$100 million it had pledged in Tokyo.

MASOOD KHALID (Pakistan) welcomed the recent landmarks in fulfilling objectives of the Bonn process, including the convening of the Emergency Loya Jirga, the establishment of the Afghan Transitional Administration, and the election of President Hamid Karzai.  The people of Pakistan, who shared so much with the people of Afghanistan, also shared their hope for a better future. Despite the twists and turns of history, the bonds between the people of both nations remained unbreakable and irrevocable.

He said Pakistan would continue to work with its Afghan brothers.  Despite resource constraints, Pakistan had pledged $100 million for Afghanistan at the Tokyo Conference earlier this year.  Some of that financial assistance had already been extended.  Bilateral cooperation between Pakistan and Afghanistan in various fields, including road construction, telecommunications, media development and power generation, was continuing and expanding.  Pakistan had also offered special training in the field of demining.

Pakistan fully understood that a priority goal of the international community remained the elimination of the Al Qaeda and related terrorists from Afghanistan, and supported the ongoing efforts of international coalitions to that end.  The accidental civilian casualties had been regrettable, however.
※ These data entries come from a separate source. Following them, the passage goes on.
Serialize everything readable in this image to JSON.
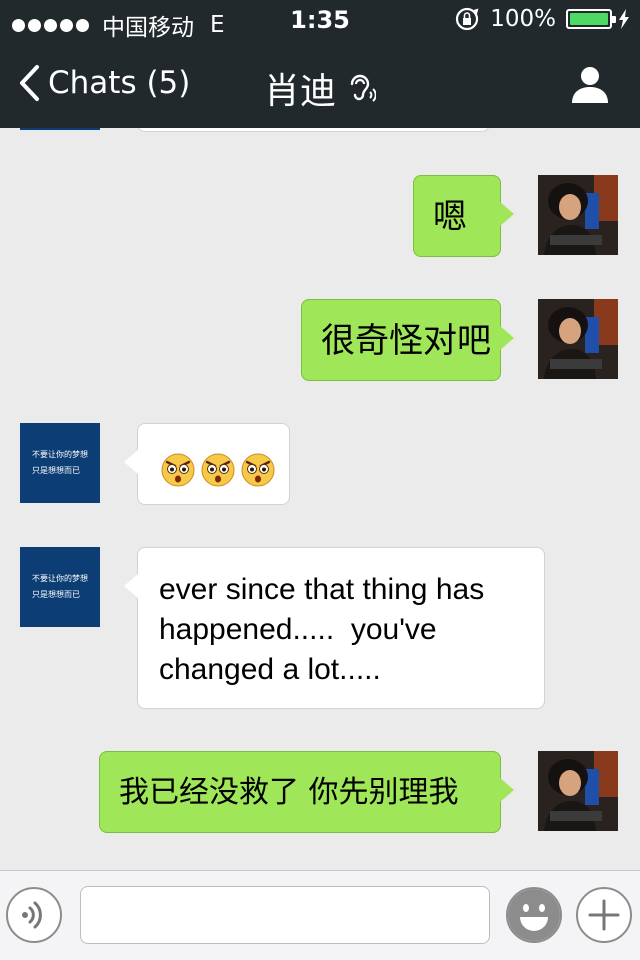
{
  "status_bar": {
    "carrier": "中国移动",
    "network": "E",
    "time": "1:35",
    "battery": "100%",
    "icons": [
      "signal-dots-icon",
      "rotation-lock-icon",
      "battery-icon",
      "charging-icon"
    ]
  },
  "nav": {
    "back_label": "Chats (5)",
    "title": "肖迪",
    "icons": [
      "chevron-left-icon",
      "ear-icon",
      "profile-icon"
    ]
  },
  "messages": [
    {
      "side": "out",
      "text": "嗯"
    },
    {
      "side": "out",
      "text": "很奇怪对吧"
    },
    {
      "side": "in",
      "emoji": [
        "angry-face-icon",
        "angry-face-icon",
        "angry-face-icon"
      ]
    },
    {
      "side": "in",
      "lines": [
        "ever since that thing has",
        "happened.....  you've",
        "changed a lot....."
      ]
    },
    {
      "side": "out",
      "text": "我已经没救了 你先别理我"
    }
  ],
  "friend_avatar": {
    "line1": "不要让你的梦想",
    "line2": "只是想想而已"
  },
  "input_bar": {
    "message_value": "",
    "icons": [
      "voice-icon",
      "emoji-icon",
      "plus-icon"
    ]
  },
  "colors": {
    "header_bg": "#22292c",
    "outgoing_bubble": "#9fe658",
    "incoming_bubble": "#ffffff",
    "chat_bg": "#ebebeb",
    "battery_green": "#4cd964",
    "friend_avatar_bg": "#0c3d74"
  }
}
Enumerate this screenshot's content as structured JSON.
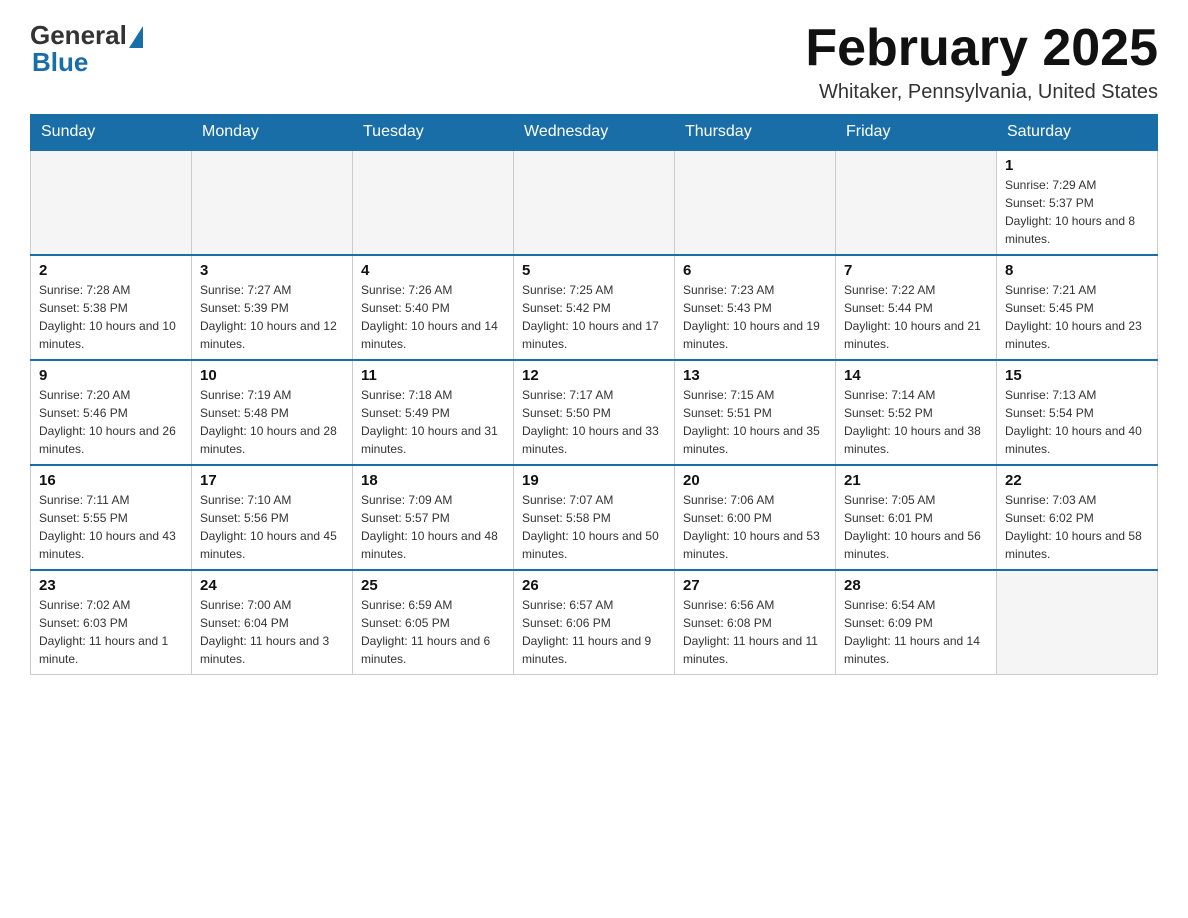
{
  "header": {
    "logo_general": "General",
    "logo_blue": "Blue",
    "month_title": "February 2025",
    "location": "Whitaker, Pennsylvania, United States"
  },
  "days_of_week": [
    "Sunday",
    "Monday",
    "Tuesday",
    "Wednesday",
    "Thursday",
    "Friday",
    "Saturday"
  ],
  "weeks": [
    [
      {
        "day": "",
        "info": ""
      },
      {
        "day": "",
        "info": ""
      },
      {
        "day": "",
        "info": ""
      },
      {
        "day": "",
        "info": ""
      },
      {
        "day": "",
        "info": ""
      },
      {
        "day": "",
        "info": ""
      },
      {
        "day": "1",
        "info": "Sunrise: 7:29 AM\nSunset: 5:37 PM\nDaylight: 10 hours and 8 minutes."
      }
    ],
    [
      {
        "day": "2",
        "info": "Sunrise: 7:28 AM\nSunset: 5:38 PM\nDaylight: 10 hours and 10 minutes."
      },
      {
        "day": "3",
        "info": "Sunrise: 7:27 AM\nSunset: 5:39 PM\nDaylight: 10 hours and 12 minutes."
      },
      {
        "day": "4",
        "info": "Sunrise: 7:26 AM\nSunset: 5:40 PM\nDaylight: 10 hours and 14 minutes."
      },
      {
        "day": "5",
        "info": "Sunrise: 7:25 AM\nSunset: 5:42 PM\nDaylight: 10 hours and 17 minutes."
      },
      {
        "day": "6",
        "info": "Sunrise: 7:23 AM\nSunset: 5:43 PM\nDaylight: 10 hours and 19 minutes."
      },
      {
        "day": "7",
        "info": "Sunrise: 7:22 AM\nSunset: 5:44 PM\nDaylight: 10 hours and 21 minutes."
      },
      {
        "day": "8",
        "info": "Sunrise: 7:21 AM\nSunset: 5:45 PM\nDaylight: 10 hours and 23 minutes."
      }
    ],
    [
      {
        "day": "9",
        "info": "Sunrise: 7:20 AM\nSunset: 5:46 PM\nDaylight: 10 hours and 26 minutes."
      },
      {
        "day": "10",
        "info": "Sunrise: 7:19 AM\nSunset: 5:48 PM\nDaylight: 10 hours and 28 minutes."
      },
      {
        "day": "11",
        "info": "Sunrise: 7:18 AM\nSunset: 5:49 PM\nDaylight: 10 hours and 31 minutes."
      },
      {
        "day": "12",
        "info": "Sunrise: 7:17 AM\nSunset: 5:50 PM\nDaylight: 10 hours and 33 minutes."
      },
      {
        "day": "13",
        "info": "Sunrise: 7:15 AM\nSunset: 5:51 PM\nDaylight: 10 hours and 35 minutes."
      },
      {
        "day": "14",
        "info": "Sunrise: 7:14 AM\nSunset: 5:52 PM\nDaylight: 10 hours and 38 minutes."
      },
      {
        "day": "15",
        "info": "Sunrise: 7:13 AM\nSunset: 5:54 PM\nDaylight: 10 hours and 40 minutes."
      }
    ],
    [
      {
        "day": "16",
        "info": "Sunrise: 7:11 AM\nSunset: 5:55 PM\nDaylight: 10 hours and 43 minutes."
      },
      {
        "day": "17",
        "info": "Sunrise: 7:10 AM\nSunset: 5:56 PM\nDaylight: 10 hours and 45 minutes."
      },
      {
        "day": "18",
        "info": "Sunrise: 7:09 AM\nSunset: 5:57 PM\nDaylight: 10 hours and 48 minutes."
      },
      {
        "day": "19",
        "info": "Sunrise: 7:07 AM\nSunset: 5:58 PM\nDaylight: 10 hours and 50 minutes."
      },
      {
        "day": "20",
        "info": "Sunrise: 7:06 AM\nSunset: 6:00 PM\nDaylight: 10 hours and 53 minutes."
      },
      {
        "day": "21",
        "info": "Sunrise: 7:05 AM\nSunset: 6:01 PM\nDaylight: 10 hours and 56 minutes."
      },
      {
        "day": "22",
        "info": "Sunrise: 7:03 AM\nSunset: 6:02 PM\nDaylight: 10 hours and 58 minutes."
      }
    ],
    [
      {
        "day": "23",
        "info": "Sunrise: 7:02 AM\nSunset: 6:03 PM\nDaylight: 11 hours and 1 minute."
      },
      {
        "day": "24",
        "info": "Sunrise: 7:00 AM\nSunset: 6:04 PM\nDaylight: 11 hours and 3 minutes."
      },
      {
        "day": "25",
        "info": "Sunrise: 6:59 AM\nSunset: 6:05 PM\nDaylight: 11 hours and 6 minutes."
      },
      {
        "day": "26",
        "info": "Sunrise: 6:57 AM\nSunset: 6:06 PM\nDaylight: 11 hours and 9 minutes."
      },
      {
        "day": "27",
        "info": "Sunrise: 6:56 AM\nSunset: 6:08 PM\nDaylight: 11 hours and 11 minutes."
      },
      {
        "day": "28",
        "info": "Sunrise: 6:54 AM\nSunset: 6:09 PM\nDaylight: 11 hours and 14 minutes."
      },
      {
        "day": "",
        "info": ""
      }
    ]
  ]
}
Pakistan's effort in preventing the escape of Al Qaeda and Taliban elements and in tracking and capturing terrorists who might have crossed the border had been successful.  Those efforts had been undertaken in cooperation with the United States and other coalition members.

In the war against terrorism, he continued, Pakistan had offered the greatest sacrifices in blood and tears.  Last week in one border operation alone, Pakistan had lost 10 men.  Yet, despite those sacrifices and despite some anticipated domestic difficulties, President Musharraf and his Government had not flinched in their support of the campaign to root out terrorist elements in the region.  Pakistan's efforts had been sustained despite subversive endeavours by its eastern neighbour to exploit the war against terror for its own objectives.

He said Pakistan had been obliged to deploy the largest part of its forces along its eastern border and along the United Nations-supervised Line of Control in Jammu and Kashmir, to respond to the threat of war.  Still, even at the height of the eastern tensions a few weeks ago, Pakistan had not moved its anti-terrorist forces deployed along the Afghan border.

While Pakistan shared the hopes and dreams of the Afghan people, it also shared some of their most serious concerns.  Everyone had acknowledged that security was the key to promoting peace and stability in Afghanistan -- enabling the safe delivery of humanitarian relief to displaced and destitute people, encouraging the early return of Afghan refugees, and implementing plans for economic and social reconstruction.  It must be admitted, however, that it had not so far been possible to promote security in all parts of Afghanistan.

Several regions, he continued, were visibly insecure, infested with bandits and outlaws.  Tens of thousands of fighters remained armed throughout the country -- most of them loyal to tribal and factional leaders.  Such "regional influentials" appeared to have consolidated their grip on power in recent months, denying the authority of the Transitional Administration.  The Council was now considering two alternatives to address the problem of security. 

The first option, to expand ISAF and extend its mandate at least to other cities in Afghanistan, was favoured by the Secretary-General, Mr. Brahami and

Mr. Karzai, and deserved renewed consideration.  The second option -- of creating an indigenous Afghan army and police force -- would no doubt be indispensable in the long term to provide the Afghan Central Government with the effective ability to rule the country.  But constituting the army and police force would take time. If the extension of ISAF was not considered immediately feasible, it was incumbent on the Council and on members of the international community operating in Afghanistan to consider other effective modalities to provide security to all regions of the country.

* *** *

For information media. Not an official record.